NHS Employers said that if doctors' wages were to increase, patients' quality of care could suffer and there could be job losses across the health service.
But the British Medical Association (BMA) hit out at the suggestion, saying that there is already a "problem with morale" in the NHS.
NHS Employers confirmed it has recommended the public sector pay freeze for doctors working in the health service should be extended for a further year. It told the Doctors' and Dentists' Review Body (DDRB) the move is "essential to protect services and minimise job losses". NHS Employers said it does not believe increases in national pay rates from April next year are "necessary or affordable".
Last week, financial experts warned that monetary pressures on the health service, which has been ordered to make £20 billion in efficiency savings by 2015, will start to bite next year as the two-year public sector pay freeze comes to an end in April. The King's Fund report said an average staff pay increase of 1% would add around £400 million to £500 million to NHS expenditure.
The NHS Employers submission to the review body said the remuneration package for doctors remains "highly competitive" when pension and non-pay benefits are taken into account.
Dean Royles, director of the organisation, said: "Everyone, including doctors, knows these are challenging times for us all. The simple truth is that NHS organisations cannot afford an unnecessary increase in doctors' pay rates over the next year without it impacting on patient care."
Dr Mark Porter, chairman of council at the BMA, said: "The argument that continuing the freeze on doctors' pay will help NHS employers maintain quality of care simply does not stand up to scrutiny. There is already a major problem with morale, with doctors at the front line dealing with huge efficiency savings and wholesale NHS reorganisation
"Maintaining and improving care in the face of probably the biggest ever financial challenge for the NHS requires a more strategic response than just continuing to cut the terms and conditions of its staff. The focus should be on employers working with doctors and other NHS staff to find more efficient ways of delivering care.

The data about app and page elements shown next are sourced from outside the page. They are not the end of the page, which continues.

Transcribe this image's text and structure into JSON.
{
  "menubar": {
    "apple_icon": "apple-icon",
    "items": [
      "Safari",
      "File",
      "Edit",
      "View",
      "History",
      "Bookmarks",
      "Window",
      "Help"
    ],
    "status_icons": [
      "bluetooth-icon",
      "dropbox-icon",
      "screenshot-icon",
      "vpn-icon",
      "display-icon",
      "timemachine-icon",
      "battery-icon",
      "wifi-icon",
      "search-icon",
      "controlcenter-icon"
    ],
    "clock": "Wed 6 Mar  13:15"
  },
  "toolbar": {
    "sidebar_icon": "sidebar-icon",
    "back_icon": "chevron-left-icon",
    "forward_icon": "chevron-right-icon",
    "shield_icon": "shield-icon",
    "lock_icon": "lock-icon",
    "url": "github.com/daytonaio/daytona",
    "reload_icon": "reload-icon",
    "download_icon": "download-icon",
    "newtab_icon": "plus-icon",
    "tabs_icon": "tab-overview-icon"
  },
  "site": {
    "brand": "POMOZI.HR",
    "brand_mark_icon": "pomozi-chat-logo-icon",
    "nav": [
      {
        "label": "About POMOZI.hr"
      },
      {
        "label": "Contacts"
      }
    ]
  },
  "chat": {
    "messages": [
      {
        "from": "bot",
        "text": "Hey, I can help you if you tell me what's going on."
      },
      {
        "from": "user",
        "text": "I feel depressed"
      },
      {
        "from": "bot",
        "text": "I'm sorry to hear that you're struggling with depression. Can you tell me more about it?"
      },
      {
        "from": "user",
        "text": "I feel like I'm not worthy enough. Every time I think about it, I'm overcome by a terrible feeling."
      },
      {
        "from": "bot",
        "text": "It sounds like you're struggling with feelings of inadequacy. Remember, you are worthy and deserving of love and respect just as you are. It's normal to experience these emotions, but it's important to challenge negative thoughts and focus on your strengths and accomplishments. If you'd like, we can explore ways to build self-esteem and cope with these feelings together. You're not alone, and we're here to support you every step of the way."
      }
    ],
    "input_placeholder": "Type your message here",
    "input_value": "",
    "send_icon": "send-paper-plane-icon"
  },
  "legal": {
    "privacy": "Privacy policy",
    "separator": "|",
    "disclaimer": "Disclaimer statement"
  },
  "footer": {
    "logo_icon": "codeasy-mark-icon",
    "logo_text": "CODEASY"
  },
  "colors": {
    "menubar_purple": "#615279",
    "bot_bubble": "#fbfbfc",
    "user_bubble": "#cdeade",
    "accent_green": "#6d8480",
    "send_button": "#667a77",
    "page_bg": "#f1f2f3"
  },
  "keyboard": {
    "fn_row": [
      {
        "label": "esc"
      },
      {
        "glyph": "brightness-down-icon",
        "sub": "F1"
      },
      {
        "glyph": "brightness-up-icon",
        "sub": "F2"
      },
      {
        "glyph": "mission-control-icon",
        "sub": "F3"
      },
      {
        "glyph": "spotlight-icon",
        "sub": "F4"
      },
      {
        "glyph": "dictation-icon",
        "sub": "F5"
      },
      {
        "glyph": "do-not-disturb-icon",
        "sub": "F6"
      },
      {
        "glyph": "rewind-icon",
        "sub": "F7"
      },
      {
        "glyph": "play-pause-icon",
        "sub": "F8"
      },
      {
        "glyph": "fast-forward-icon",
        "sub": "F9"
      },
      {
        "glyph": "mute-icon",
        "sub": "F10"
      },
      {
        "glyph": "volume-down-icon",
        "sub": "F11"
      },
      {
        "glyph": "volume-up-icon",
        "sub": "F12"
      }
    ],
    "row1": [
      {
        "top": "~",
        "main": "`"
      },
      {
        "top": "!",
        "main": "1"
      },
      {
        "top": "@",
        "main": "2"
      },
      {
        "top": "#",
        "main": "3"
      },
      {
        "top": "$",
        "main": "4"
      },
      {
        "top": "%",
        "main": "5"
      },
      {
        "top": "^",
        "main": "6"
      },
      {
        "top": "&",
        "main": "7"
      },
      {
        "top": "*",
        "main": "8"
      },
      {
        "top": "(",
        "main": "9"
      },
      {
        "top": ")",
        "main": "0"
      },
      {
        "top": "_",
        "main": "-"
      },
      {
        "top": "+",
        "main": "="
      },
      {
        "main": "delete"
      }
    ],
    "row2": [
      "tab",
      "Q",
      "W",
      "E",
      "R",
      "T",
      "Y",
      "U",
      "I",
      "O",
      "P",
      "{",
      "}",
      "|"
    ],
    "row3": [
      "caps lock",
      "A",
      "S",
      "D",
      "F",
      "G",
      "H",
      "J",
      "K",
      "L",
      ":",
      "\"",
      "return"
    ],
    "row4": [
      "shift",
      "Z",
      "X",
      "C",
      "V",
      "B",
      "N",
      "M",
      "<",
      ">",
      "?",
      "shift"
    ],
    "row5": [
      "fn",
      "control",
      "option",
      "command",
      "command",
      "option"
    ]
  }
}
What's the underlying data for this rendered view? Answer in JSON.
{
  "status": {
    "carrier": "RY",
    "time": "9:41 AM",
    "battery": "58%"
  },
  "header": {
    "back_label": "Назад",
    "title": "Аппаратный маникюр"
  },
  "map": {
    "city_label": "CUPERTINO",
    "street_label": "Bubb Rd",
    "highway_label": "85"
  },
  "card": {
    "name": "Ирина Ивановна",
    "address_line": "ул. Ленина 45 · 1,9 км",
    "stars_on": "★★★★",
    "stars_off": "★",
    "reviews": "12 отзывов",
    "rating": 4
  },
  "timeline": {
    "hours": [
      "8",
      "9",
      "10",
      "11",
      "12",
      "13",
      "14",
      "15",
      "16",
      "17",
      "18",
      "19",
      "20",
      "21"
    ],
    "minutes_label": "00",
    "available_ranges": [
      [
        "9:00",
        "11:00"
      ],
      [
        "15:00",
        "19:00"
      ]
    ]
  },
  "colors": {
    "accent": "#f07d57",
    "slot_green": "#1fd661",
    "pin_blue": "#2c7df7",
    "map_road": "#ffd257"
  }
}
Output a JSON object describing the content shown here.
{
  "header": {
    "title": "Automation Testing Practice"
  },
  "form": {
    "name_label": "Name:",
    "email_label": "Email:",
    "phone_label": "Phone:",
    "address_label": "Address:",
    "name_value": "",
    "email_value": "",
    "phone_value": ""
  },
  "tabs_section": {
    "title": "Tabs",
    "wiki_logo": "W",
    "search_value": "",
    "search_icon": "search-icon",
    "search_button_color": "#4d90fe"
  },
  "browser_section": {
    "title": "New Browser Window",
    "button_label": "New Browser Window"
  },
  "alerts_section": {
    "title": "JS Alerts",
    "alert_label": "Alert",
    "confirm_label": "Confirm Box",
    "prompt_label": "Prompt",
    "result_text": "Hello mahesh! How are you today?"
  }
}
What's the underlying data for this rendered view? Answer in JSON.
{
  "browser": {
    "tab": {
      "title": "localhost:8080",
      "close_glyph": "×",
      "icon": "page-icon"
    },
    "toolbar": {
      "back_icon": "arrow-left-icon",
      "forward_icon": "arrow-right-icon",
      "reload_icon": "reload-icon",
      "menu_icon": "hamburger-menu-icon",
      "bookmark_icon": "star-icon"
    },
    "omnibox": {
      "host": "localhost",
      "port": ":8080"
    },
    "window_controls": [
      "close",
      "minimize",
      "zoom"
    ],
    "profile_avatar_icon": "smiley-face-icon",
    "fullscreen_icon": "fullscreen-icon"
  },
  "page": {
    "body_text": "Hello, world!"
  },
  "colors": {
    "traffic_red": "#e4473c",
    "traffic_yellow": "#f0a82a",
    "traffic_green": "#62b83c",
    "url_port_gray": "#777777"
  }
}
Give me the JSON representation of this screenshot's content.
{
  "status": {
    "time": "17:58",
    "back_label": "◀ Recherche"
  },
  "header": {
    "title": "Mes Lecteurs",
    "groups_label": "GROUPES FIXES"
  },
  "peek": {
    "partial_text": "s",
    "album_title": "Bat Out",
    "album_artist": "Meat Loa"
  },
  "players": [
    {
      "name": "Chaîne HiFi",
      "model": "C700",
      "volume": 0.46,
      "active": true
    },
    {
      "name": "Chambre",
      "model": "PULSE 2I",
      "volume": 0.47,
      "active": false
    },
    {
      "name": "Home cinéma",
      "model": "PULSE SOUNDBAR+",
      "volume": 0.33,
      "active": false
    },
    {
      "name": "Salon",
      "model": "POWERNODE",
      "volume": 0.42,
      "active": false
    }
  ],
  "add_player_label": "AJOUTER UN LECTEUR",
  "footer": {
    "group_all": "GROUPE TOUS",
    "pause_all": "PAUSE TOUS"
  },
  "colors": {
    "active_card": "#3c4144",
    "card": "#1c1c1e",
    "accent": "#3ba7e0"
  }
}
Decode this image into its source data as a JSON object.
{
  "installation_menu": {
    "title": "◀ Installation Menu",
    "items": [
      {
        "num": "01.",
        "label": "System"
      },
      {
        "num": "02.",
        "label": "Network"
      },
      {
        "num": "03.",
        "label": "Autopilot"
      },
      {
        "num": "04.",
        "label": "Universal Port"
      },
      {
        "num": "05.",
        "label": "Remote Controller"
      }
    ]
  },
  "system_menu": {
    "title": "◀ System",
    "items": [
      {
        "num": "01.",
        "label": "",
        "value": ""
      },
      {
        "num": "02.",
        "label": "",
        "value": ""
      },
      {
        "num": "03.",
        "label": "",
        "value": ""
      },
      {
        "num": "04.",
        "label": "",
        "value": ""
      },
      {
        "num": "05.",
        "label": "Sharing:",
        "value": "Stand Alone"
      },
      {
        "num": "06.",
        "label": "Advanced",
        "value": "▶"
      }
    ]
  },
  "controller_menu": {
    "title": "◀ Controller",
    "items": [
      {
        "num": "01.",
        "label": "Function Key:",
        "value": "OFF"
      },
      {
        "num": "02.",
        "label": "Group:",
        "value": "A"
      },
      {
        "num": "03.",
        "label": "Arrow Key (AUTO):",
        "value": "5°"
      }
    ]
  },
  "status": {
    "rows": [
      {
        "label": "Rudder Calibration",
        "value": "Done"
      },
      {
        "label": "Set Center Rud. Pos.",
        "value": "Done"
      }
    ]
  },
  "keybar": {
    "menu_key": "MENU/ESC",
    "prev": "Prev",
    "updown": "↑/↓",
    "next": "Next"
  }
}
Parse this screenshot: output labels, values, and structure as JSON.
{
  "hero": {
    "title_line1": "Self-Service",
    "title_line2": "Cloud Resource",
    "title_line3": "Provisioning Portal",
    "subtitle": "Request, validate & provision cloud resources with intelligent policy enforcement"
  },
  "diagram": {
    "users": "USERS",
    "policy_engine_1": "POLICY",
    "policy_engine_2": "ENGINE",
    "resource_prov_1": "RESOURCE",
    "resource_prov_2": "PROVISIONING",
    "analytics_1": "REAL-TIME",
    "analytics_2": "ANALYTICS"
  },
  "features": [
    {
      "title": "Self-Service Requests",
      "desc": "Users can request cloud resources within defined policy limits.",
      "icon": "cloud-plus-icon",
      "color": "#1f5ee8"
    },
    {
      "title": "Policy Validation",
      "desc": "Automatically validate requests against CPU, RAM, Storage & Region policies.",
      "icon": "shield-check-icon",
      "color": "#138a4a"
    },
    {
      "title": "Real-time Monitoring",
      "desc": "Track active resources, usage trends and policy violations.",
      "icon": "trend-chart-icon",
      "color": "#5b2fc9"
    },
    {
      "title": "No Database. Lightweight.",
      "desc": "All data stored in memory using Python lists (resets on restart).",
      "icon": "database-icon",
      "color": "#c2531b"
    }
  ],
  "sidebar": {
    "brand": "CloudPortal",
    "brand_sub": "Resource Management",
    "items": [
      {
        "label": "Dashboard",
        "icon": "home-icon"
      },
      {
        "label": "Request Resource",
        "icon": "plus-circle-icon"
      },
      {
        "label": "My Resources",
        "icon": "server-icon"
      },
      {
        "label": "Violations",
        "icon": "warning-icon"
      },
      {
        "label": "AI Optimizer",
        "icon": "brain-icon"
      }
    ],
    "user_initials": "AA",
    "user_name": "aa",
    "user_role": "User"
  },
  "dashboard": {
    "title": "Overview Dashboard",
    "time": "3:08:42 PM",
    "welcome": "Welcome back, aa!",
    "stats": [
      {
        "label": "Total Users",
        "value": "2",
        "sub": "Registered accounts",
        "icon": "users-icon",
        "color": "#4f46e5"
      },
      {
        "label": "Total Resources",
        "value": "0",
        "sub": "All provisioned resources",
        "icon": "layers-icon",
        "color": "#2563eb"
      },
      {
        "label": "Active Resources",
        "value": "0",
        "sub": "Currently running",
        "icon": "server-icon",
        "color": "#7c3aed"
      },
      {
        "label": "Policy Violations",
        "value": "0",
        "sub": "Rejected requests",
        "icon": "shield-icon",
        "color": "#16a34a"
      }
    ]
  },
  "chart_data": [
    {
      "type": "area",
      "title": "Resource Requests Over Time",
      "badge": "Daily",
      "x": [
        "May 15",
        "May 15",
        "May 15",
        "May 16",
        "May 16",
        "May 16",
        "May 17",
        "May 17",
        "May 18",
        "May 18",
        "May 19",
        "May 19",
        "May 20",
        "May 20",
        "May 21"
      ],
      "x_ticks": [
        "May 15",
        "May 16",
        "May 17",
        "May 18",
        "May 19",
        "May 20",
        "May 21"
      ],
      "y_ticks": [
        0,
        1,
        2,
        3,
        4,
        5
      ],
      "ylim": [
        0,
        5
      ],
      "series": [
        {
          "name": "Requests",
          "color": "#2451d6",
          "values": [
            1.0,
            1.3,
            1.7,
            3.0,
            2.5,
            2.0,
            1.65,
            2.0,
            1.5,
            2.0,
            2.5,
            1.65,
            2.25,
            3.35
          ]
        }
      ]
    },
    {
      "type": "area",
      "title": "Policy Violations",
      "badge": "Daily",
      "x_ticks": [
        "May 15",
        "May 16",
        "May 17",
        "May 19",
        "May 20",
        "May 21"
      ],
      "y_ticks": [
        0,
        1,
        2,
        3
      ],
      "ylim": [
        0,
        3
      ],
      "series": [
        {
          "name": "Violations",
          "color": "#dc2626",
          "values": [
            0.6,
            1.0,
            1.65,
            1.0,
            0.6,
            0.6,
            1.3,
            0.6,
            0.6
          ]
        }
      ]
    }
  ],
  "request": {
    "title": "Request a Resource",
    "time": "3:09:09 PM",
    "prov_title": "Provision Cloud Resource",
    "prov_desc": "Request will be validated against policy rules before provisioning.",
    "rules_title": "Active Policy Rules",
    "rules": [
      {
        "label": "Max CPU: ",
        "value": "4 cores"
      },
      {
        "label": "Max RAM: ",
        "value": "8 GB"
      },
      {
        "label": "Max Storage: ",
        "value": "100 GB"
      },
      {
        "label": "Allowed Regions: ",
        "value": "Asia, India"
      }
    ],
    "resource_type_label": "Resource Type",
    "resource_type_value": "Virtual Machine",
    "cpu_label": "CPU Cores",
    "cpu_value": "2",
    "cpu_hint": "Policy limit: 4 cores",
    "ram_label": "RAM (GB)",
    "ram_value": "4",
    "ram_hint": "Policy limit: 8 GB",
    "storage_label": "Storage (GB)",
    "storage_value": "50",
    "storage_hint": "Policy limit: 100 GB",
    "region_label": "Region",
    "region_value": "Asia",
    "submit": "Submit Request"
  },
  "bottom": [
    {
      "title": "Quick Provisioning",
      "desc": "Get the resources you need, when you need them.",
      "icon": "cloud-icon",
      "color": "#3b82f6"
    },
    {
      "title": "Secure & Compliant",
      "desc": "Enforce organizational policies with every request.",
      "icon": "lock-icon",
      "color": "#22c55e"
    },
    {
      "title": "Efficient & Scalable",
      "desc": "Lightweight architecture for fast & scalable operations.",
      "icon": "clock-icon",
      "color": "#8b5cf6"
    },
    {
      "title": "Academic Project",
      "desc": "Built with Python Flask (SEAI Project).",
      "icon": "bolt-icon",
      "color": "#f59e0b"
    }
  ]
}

"Junior doctors' take-home pay is dropping, consultants' pay has been frozen since 2009, and the latest earnings figures for GPs show that their net income continues to fall. On top of this, all doctors have just seen more taken out of their take-home pay to fund higher pension contributions - while the value of their pension benefits is being cut - with further contribution increases due to follow. We'll be publishing our own evidence to the review body early next week."